I grew up in a time where I was a closet homosexual. That was what I called myself. I had a girlfriend, and I did the whole double life thing.
I was a psychotherapist in the University Health Services, and they began to see that I was quite successful with people that were easily confused about sexual identity. So pretty soon, they gave me all the homosexual cases. They had no idea about my sexual orientation. I mean, this is in the therapeutic counsel, and at one point a young man who I had met, and who was staying at my apartment, I loaned him my car for the day, which was a rather distinctive car.
He tried to pick up one of the psychiatrists, and it had a health service sticker on the back of the car, so I was called in by the head of the psychiatric services, who said, “Dick, one of your patients used your car.” I saw they were trying to protect me from the implications of that, and I said, “No, it wasn’t a patient. It was a fellow I was sleeping with.

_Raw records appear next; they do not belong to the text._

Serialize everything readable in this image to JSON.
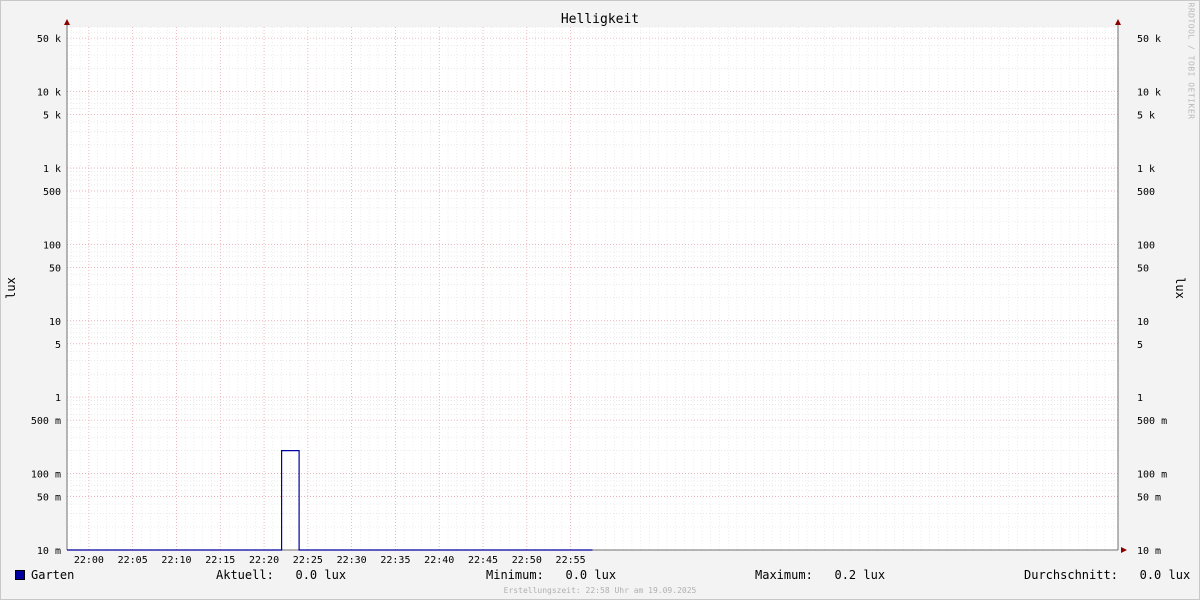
{
  "chart_data": {
    "type": "line",
    "title": "Helligkeit",
    "ylabel": "lux",
    "watermark": "RRDTOOL / TOBI OETIKER",
    "yscale": "log",
    "ylim": [
      0.01,
      70000
    ],
    "xlim": [
      "21:57:30",
      "23:57:30"
    ],
    "x_tick_labels": [
      "22:00",
      "22:05",
      "22:10",
      "22:15",
      "22:20",
      "22:25",
      "22:30",
      "22:35",
      "22:40",
      "22:45",
      "22:50",
      "22:55"
    ],
    "y_tick_labels": [
      "50 k",
      "10 k",
      "5 k",
      "1 k",
      "500",
      "100",
      "50",
      "10",
      "5",
      "1",
      "500 m",
      "100 m",
      "50 m",
      "10 m"
    ],
    "y_ticks": [
      50000,
      10000,
      5000,
      1000,
      500,
      100,
      50,
      10,
      5,
      1,
      0.5,
      0.1,
      0.05,
      0.01
    ],
    "grid": true,
    "legend_position": "bottom",
    "series": [
      {
        "name": "Garten",
        "color": "#0000a0",
        "points": [
          [
            "21:57:30",
            0.0
          ],
          [
            "22:22:00",
            0.0
          ],
          [
            "22:22:00",
            0.2
          ],
          [
            "22:24:00",
            0.2
          ],
          [
            "22:24:00",
            0.0
          ],
          [
            "22:57:30",
            0.0
          ]
        ]
      }
    ]
  },
  "legend": {
    "series_name": "Garten",
    "swatch_color": "#0000a0",
    "current": "Aktuell:   0.0 lux",
    "minimum": "Minimum:   0.0 lux",
    "maximum": "Maximum:   0.2 lux",
    "average": "Durchschnitt:   0.0 lux"
  },
  "footer": "Erstellungszeit: 22:58 Uhr am 19.09.2025"
}
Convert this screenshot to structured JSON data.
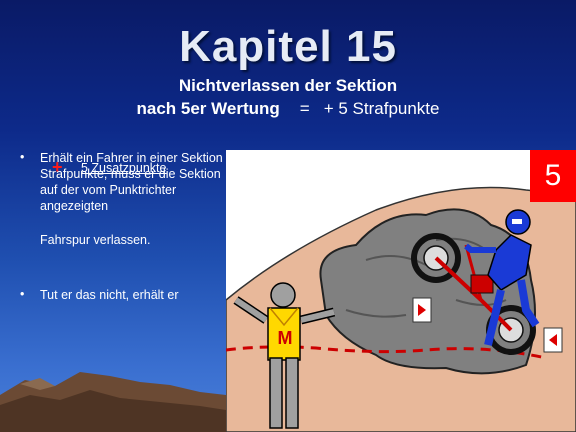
{
  "title": "Kapitel  15",
  "subtitle_line1": "Nichtverlassen der Sektion",
  "subtitle_line2_left": "nach 5er Wertung",
  "subtitle_equals": "=",
  "subtitle_line2_right": "+ 5 Strafpunkte",
  "bullets": [
    {
      "marker": "•",
      "text_a": "Erhält ein Fahrer in einer Sektion 5 Strafpunkte, muss er die Sektion auf  der vom Punktrichter angezeigten",
      "text_b": "Fahrspur verlassen."
    },
    {
      "marker": "•",
      "text_a": "Tut er das nicht, erhält er"
    }
  ],
  "extra_plus": "+",
  "extra_points": "5 Zusatzpunkte",
  "badge": "5",
  "marshal_letter": "M",
  "colors": {
    "background_top": "#0a1a66",
    "background_bottom": "#4a7fd8",
    "panel": "#ffffff",
    "ground": "#e8b89a",
    "rock": "#7f7f7f",
    "badge": "#ff0000",
    "boundary_line": "#cc0000",
    "rider": "#1a3ad6",
    "vest": "#ffd800"
  }
}
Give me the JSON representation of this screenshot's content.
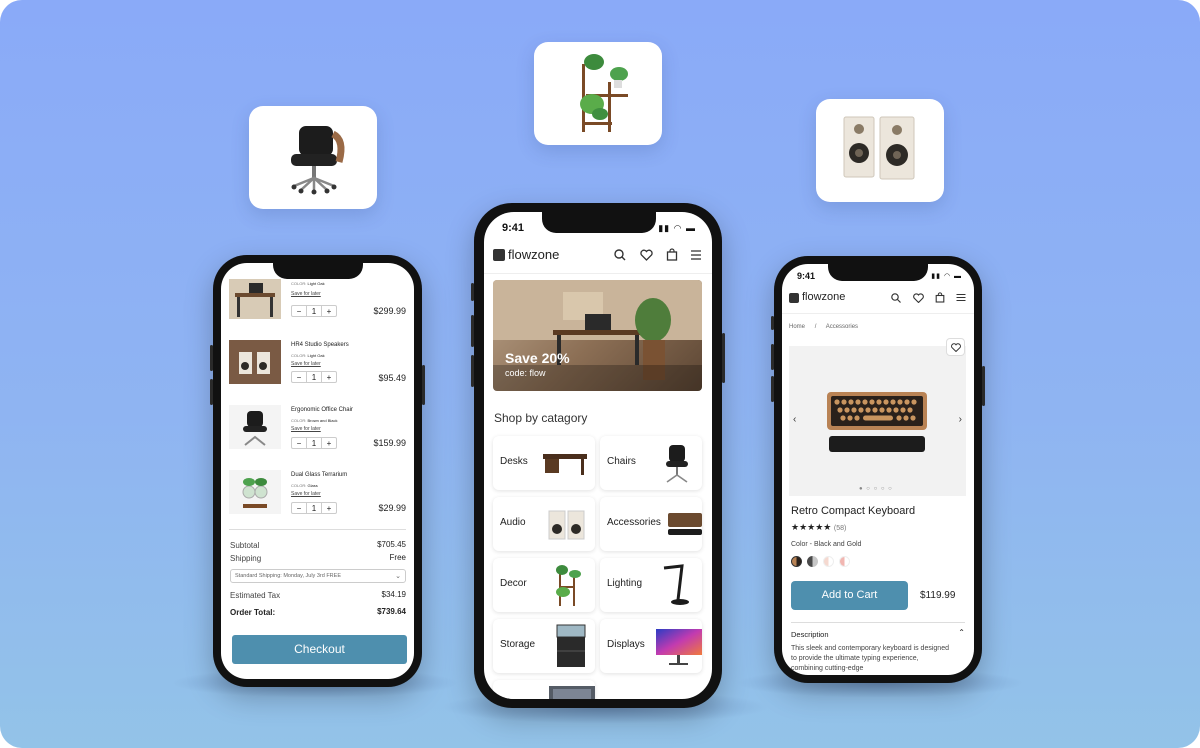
{
  "left_phone": {
    "cart_items": [
      {
        "name": "",
        "color_label": "COLOR:",
        "color_value": "Light Oak",
        "save": "Save for later",
        "qty": "1",
        "price": "$299.99"
      },
      {
        "name": "HR4 Studio Speakers",
        "color_label": "COLOR:",
        "color_value": "Light Oak",
        "save": "Save for later",
        "qty": "1",
        "price": "$95.49"
      },
      {
        "name": "Ergonomic Office Chair",
        "color_label": "COLOR:",
        "color_value": "Brown and Black",
        "save": "Save for later",
        "qty": "1",
        "price": "$159.99"
      },
      {
        "name": "Dual Glass Terrarium",
        "color_label": "COLOR:",
        "color_value": "Glass",
        "save": "Save for later",
        "qty": "1",
        "price": "$29.99"
      }
    ],
    "summary": {
      "subtotal_label": "Subtotal",
      "subtotal": "$705.45",
      "shipping_label": "Shipping",
      "shipping": "Free",
      "shipping_option": "Standard Shipping: Monday, July 3rd FREE",
      "tax_label": "Estimated Tax",
      "tax": "$34.19",
      "total_label": "Order Total:",
      "total": "$739.64"
    },
    "checkout_label": "Checkout"
  },
  "center_phone": {
    "time": "9:41",
    "brand": "flowzone",
    "hero": {
      "headline": "Save 20%",
      "code": "code: flow"
    },
    "section_title": "Shop by catagory",
    "categories": [
      "Desks",
      "Chairs",
      "Audio",
      "Accessories",
      "Decor",
      "Lighting",
      "Storage",
      "Displays"
    ]
  },
  "right_phone": {
    "time": "9:41",
    "brand": "flowzone",
    "breadcrumb": {
      "home": "Home",
      "sep": "/",
      "current": "Accessories"
    },
    "product_title": "Retro Compact Keyboard",
    "rating_stars": "★★★★★",
    "rating_count": "(58)",
    "color_text": "Color - Black and Gold",
    "add_to_cart": "Add to Cart",
    "price": "$119.99",
    "description_title": "Description",
    "description_text": "This sleek and contemporary keyboard is designed to provide the ultimate typing experience, combining cutting-edge"
  },
  "colors": {
    "accent": "#4e8fae",
    "background_top": "#8aaaf8",
    "background_bottom": "#93c3e8"
  }
}
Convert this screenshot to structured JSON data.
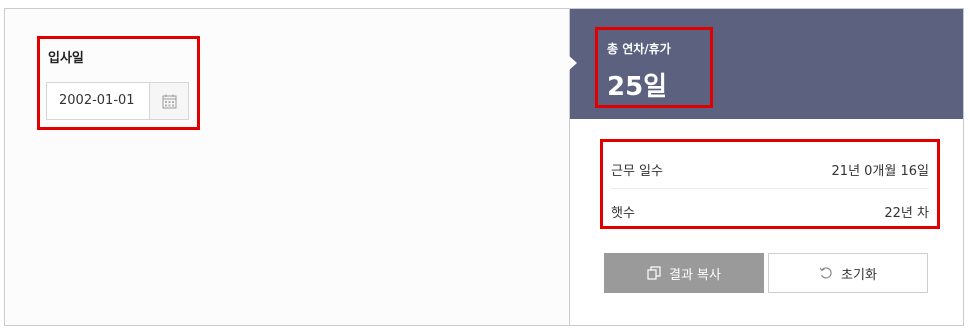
{
  "hire": {
    "label": "입사일",
    "date_value": "2002-01-01"
  },
  "result": {
    "total_label": "총 연차/휴가",
    "total_value": "25일",
    "rows": [
      {
        "key": "근무 일수",
        "value": "21년 0개월 16일"
      },
      {
        "key": "햇수",
        "value": "22년 차"
      }
    ]
  },
  "buttons": {
    "copy_label": "결과 복사",
    "reset_label": "초기화"
  },
  "colors": {
    "header_bg": "#5c6180",
    "highlight": "#e00000",
    "copy_button_bg": "#9a9a9a"
  },
  "icons": {
    "calendar": "calendar-icon",
    "copy": "copy-icon",
    "reset": "reset-icon"
  }
}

You have my resignation.” To their honor, they didn’t accept my resignation and instead they said, “No, you’re a very good therapist. Go ahead. Your sexual orientation is your own.”
But that wasn’t true actually, I mean, the word spread through the whole community, and everybody acted differently to me. I mean, I know all the stuff that I think is also most of the stuff that I think most of you know too, but in my lifetime I’ve watched the whole game change tremendously to where groups like this can even meet.
Allen Ginsberg is a very close friend of mine, and for a long time, because Allen was being very much publicly gay in his writings and his writing at work, I questioned whether that was my role too. I saw along the way, because of my drug history, that I was identified by many people as being a “druggie.”
I began to see that every one of these roles and labels was both a way of having a feeling of comfort in a group identity, while also being a defining concept in my own mind. I see people who have labels in their mind of who I am. I found it a little too complicated to have any labels at all.
Immediately, a person needs the label in their head to make the world more efficient, and I see that instead of reacting to that, by getting defensive or agreeing or disagreeing or something, I allow people’s projections to go through me like Chinese food.
They come and go and I see them as their projections, and if they want to hold that model, that’s their business, not mine.
Whatever I am, I just am, and from inside that allows me to be at home in the universe.
-Ram Dass, taken from a lecture at Omega Institute entitled “Honoring Our Journey” in 1995